§ What the task asks: Write out the records in full, exactly as given, but without the images.
Records supplied: Begin
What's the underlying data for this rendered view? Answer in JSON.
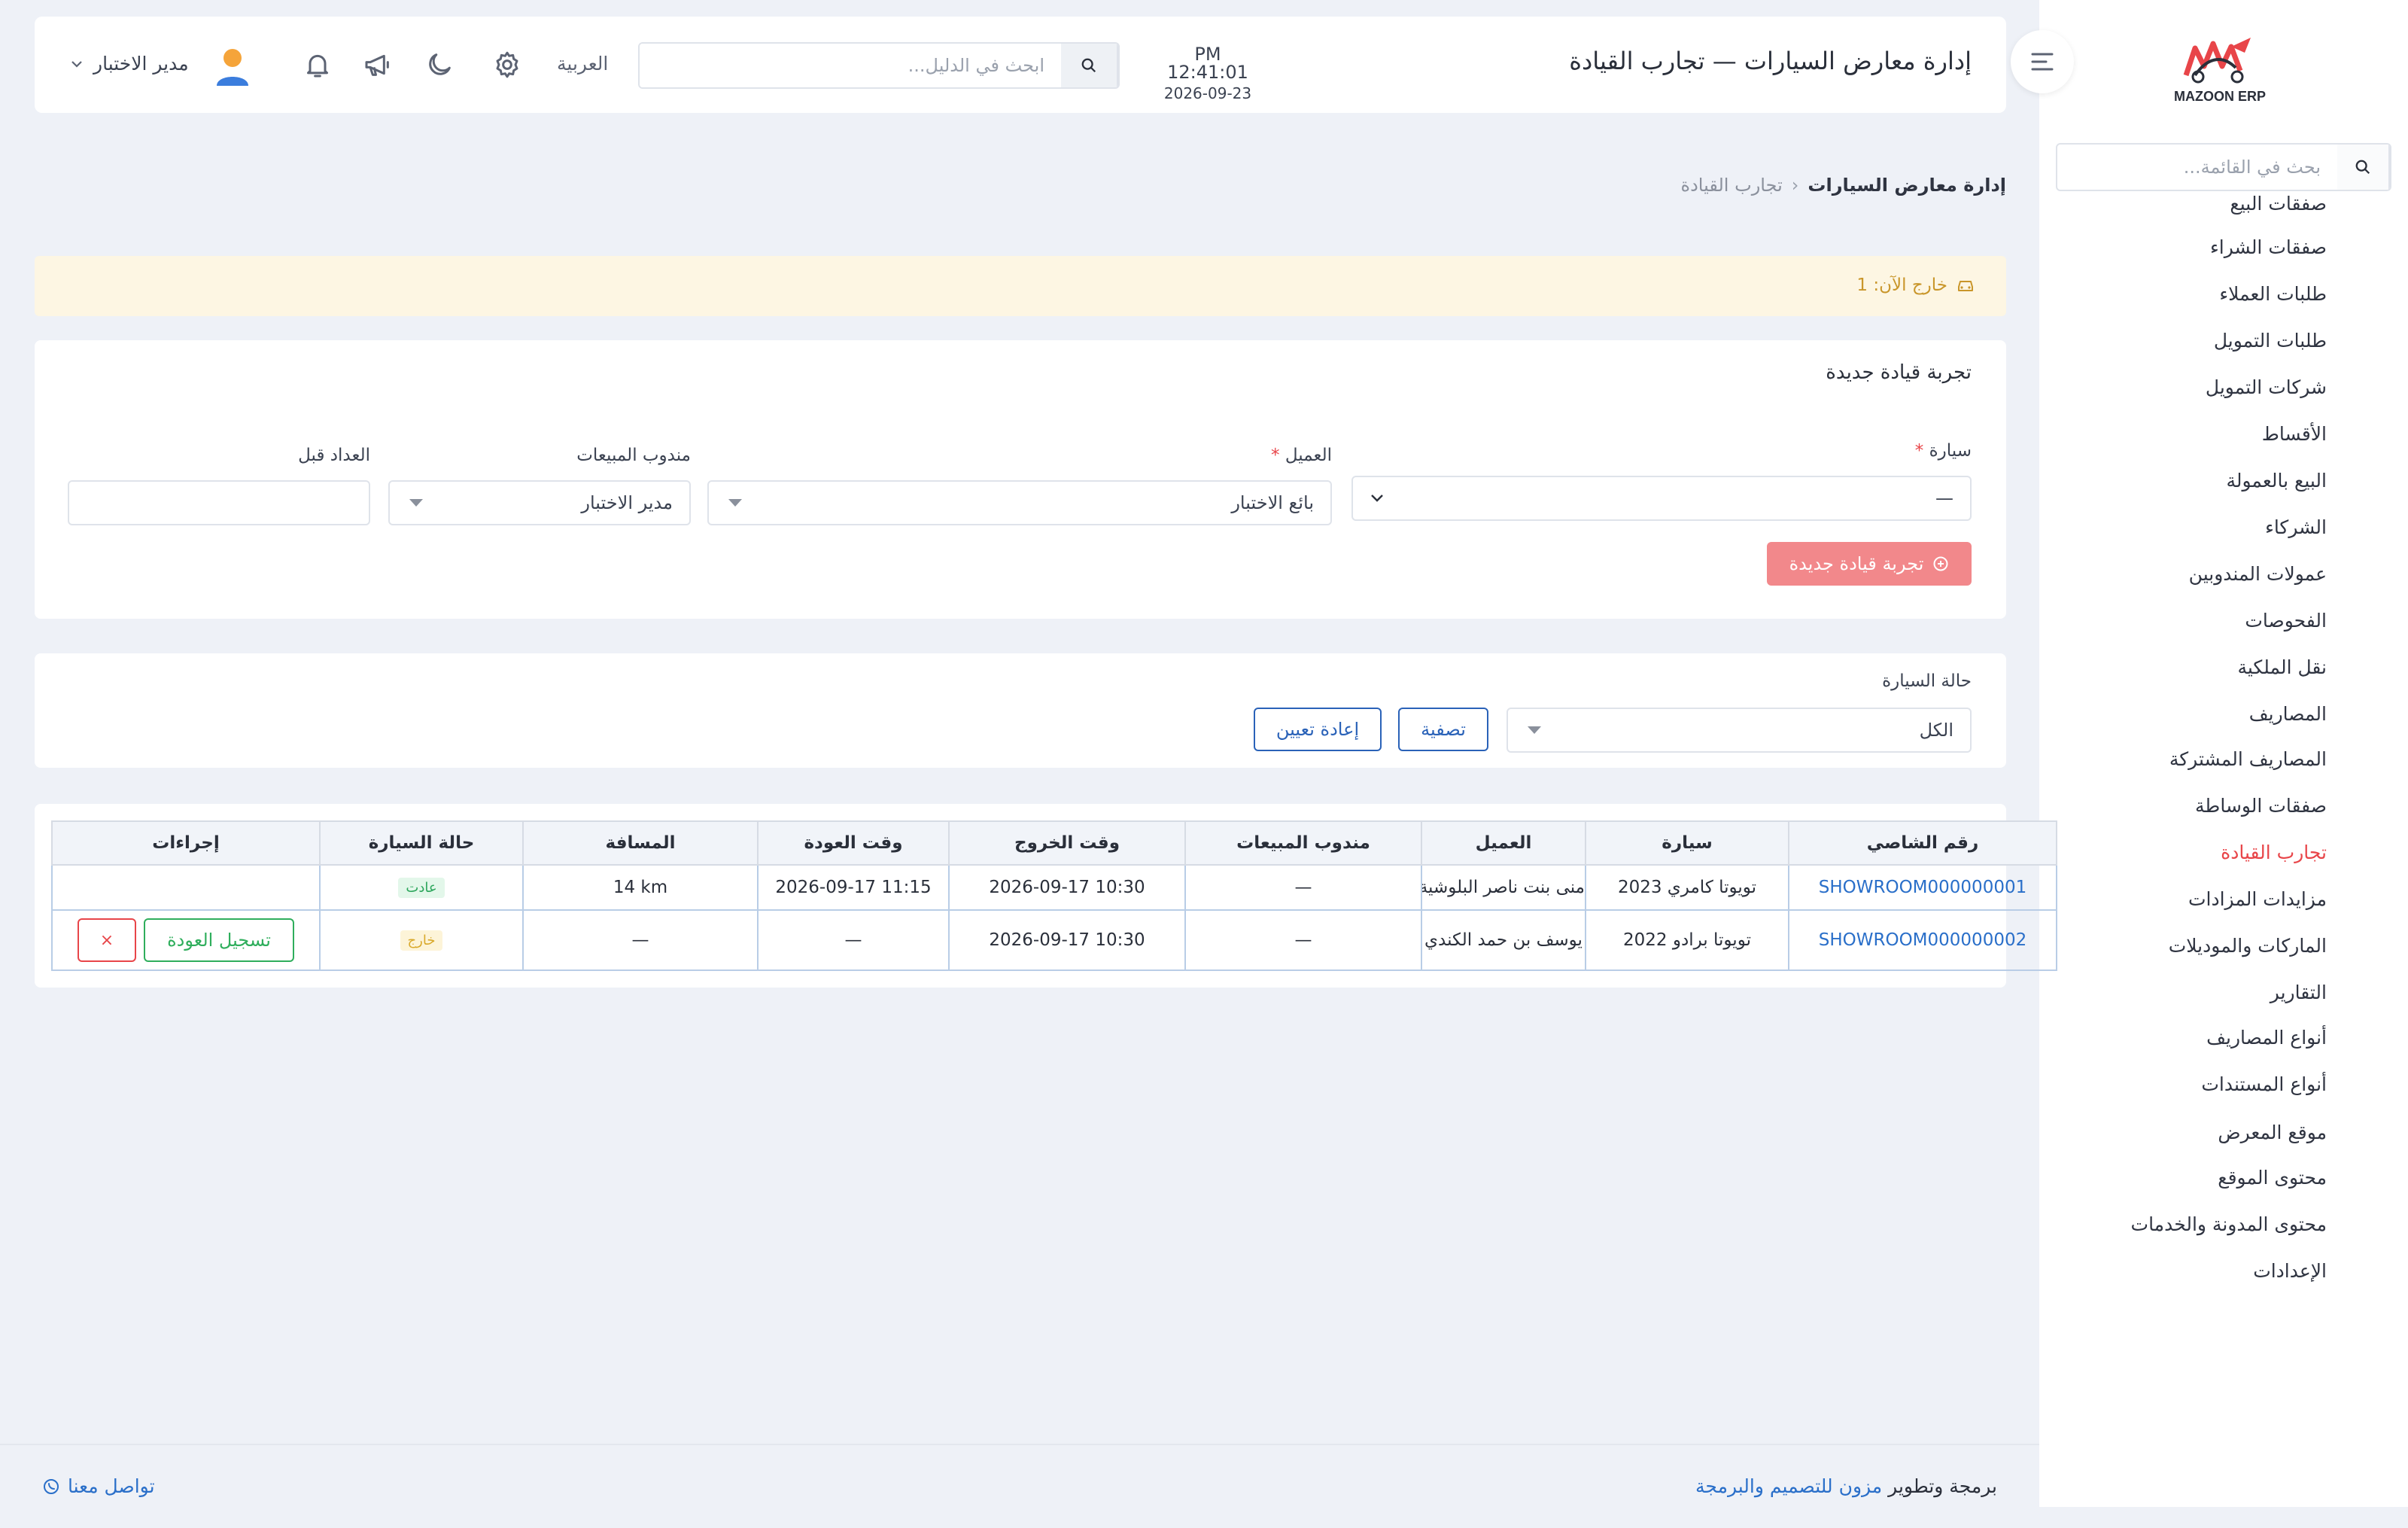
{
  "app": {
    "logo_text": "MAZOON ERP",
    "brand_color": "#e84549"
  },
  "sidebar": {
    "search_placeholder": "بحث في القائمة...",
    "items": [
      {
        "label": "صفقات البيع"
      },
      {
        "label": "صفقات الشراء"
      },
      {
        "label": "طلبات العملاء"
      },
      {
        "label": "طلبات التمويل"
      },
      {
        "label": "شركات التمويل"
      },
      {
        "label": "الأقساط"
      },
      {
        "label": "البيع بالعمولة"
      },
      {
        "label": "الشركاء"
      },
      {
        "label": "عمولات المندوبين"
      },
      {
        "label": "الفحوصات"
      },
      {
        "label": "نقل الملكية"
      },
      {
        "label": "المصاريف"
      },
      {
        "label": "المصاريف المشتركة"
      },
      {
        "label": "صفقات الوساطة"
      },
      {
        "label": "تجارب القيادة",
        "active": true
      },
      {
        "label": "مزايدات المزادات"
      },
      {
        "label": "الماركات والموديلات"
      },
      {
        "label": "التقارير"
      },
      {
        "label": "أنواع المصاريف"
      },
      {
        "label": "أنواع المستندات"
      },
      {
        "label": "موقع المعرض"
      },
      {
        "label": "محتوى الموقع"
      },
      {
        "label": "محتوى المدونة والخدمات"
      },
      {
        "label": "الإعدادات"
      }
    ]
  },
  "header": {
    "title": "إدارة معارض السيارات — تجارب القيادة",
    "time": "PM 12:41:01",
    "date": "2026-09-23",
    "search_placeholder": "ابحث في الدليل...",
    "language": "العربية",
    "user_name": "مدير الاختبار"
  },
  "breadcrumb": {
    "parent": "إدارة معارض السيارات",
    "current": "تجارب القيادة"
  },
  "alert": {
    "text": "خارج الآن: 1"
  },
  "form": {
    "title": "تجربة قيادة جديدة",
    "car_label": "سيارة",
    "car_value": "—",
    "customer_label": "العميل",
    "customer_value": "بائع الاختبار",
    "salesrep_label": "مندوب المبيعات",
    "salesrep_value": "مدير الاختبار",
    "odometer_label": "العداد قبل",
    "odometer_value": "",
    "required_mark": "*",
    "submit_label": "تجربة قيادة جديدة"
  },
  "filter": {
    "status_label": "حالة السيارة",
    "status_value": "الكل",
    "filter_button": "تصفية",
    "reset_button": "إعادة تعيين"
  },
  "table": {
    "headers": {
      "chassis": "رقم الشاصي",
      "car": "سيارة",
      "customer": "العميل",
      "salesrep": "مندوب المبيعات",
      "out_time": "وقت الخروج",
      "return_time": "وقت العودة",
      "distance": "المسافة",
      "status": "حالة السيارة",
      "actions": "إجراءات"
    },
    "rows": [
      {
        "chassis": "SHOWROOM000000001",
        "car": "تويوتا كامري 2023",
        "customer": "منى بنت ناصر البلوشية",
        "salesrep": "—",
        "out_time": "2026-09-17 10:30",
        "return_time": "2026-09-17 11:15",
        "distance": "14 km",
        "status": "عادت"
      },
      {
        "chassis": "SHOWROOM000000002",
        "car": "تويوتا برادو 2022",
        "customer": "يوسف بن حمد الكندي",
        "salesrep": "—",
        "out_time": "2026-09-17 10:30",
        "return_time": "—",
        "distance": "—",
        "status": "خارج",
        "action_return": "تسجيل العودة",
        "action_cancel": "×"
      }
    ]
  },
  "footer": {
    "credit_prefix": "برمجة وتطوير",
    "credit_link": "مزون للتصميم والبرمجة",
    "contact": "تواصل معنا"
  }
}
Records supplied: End
§ Answer for the task:
What's the underlying data for this rendered view? Answer in JSON.
{
  "app": {
    "logo_text": "MAZOON ERP",
    "brand_color": "#e84549"
  },
  "sidebar": {
    "search_placeholder": "بحث في القائمة...",
    "items": [
      {
        "label": "صفقات البيع"
      },
      {
        "label": "صفقات الشراء"
      },
      {
        "label": "طلبات العملاء"
      },
      {
        "label": "طلبات التمويل"
      },
      {
        "label": "شركات التمويل"
      },
      {
        "label": "الأقساط"
      },
      {
        "label": "البيع بالعمولة"
      },
      {
        "label": "الشركاء"
      },
      {
        "label": "عمولات المندوبين"
      },
      {
        "label": "الفحوصات"
      },
      {
        "label": "نقل الملكية"
      },
      {
        "label": "المصاريف"
      },
      {
        "label": "المصاريف المشتركة"
      },
      {
        "label": "صفقات الوساطة"
      },
      {
        "label": "تجارب القيادة",
        "active": true
      },
      {
        "label": "مزايدات المزادات"
      },
      {
        "label": "الماركات والموديلات"
      },
      {
        "label": "التقارير"
      },
      {
        "label": "أنواع المصاريف"
      },
      {
        "label": "أنواع المستندات"
      },
      {
        "label": "موقع المعرض"
      },
      {
        "label": "محتوى الموقع"
      },
      {
        "label": "محتوى المدونة والخدمات"
      },
      {
        "label": "الإعدادات"
      }
    ]
  },
  "header": {
    "title": "إدارة معارض السيارات — تجارب القيادة",
    "time": "PM 12:41:01",
    "date": "2026-09-23",
    "search_placeholder": "ابحث في الدليل...",
    "language": "العربية",
    "user_name": "مدير الاختبار"
  },
  "breadcrumb": {
    "parent": "إدارة معارض السيارات",
    "current": "تجارب القيادة"
  },
  "alert": {
    "text": "خارج الآن: 1"
  },
  "form": {
    "title": "تجربة قيادة جديدة",
    "car_label": "سيارة",
    "car_value": "—",
    "customer_label": "العميل",
    "customer_value": "بائع الاختبار",
    "salesrep_label": "مندوب المبيعات",
    "salesrep_value": "مدير الاختبار",
    "odometer_label": "العداد قبل",
    "odometer_value": "",
    "required_mark": "*",
    "submit_label": "تجربة قيادة جديدة"
  },
  "filter": {
    "status_label": "حالة السيارة",
    "status_value": "الكل",
    "filter_button": "تصفية",
    "reset_button": "إعادة تعيين"
  },
  "table": {
    "headers": {
      "chassis": "رقم الشاصي",
      "car": "سيارة",
      "customer": "العميل",
      "salesrep": "مندوب المبيعات",
      "out_time": "وقت الخروج",
      "return_time": "وقت العودة",
      "distance": "المسافة",
      "status": "حالة السيارة",
      "actions": "إجراءات"
    },
    "rows": [
      {
        "chassis": "SHOWROOM000000001",
        "car": "تويوتا كامري 2023",
        "customer": "منى بنت ناصر البلوشية",
        "salesrep": "—",
        "out_time": "2026-09-17 10:30",
        "return_time": "2026-09-17 11:15",
        "distance": "14 km",
        "status": "عادت"
      },
      {
        "chassis": "SHOWROOM000000002",
        "car": "تويوتا برادو 2022",
        "customer": "يوسف بن حمد الكندي",
        "salesrep": "—",
        "out_time": "2026-09-17 10:30",
        "return_time": "—",
        "distance": "—",
        "status": "خارج",
        "action_return": "تسجيل العودة",
        "action_cancel": "×"
      }
    ]
  },
  "footer": {
    "credit_prefix": "برمجة وتطوير",
    "credit_link": "مزون للتصميم والبرمجة",
    "contact": "تواصل معنا"
  }
}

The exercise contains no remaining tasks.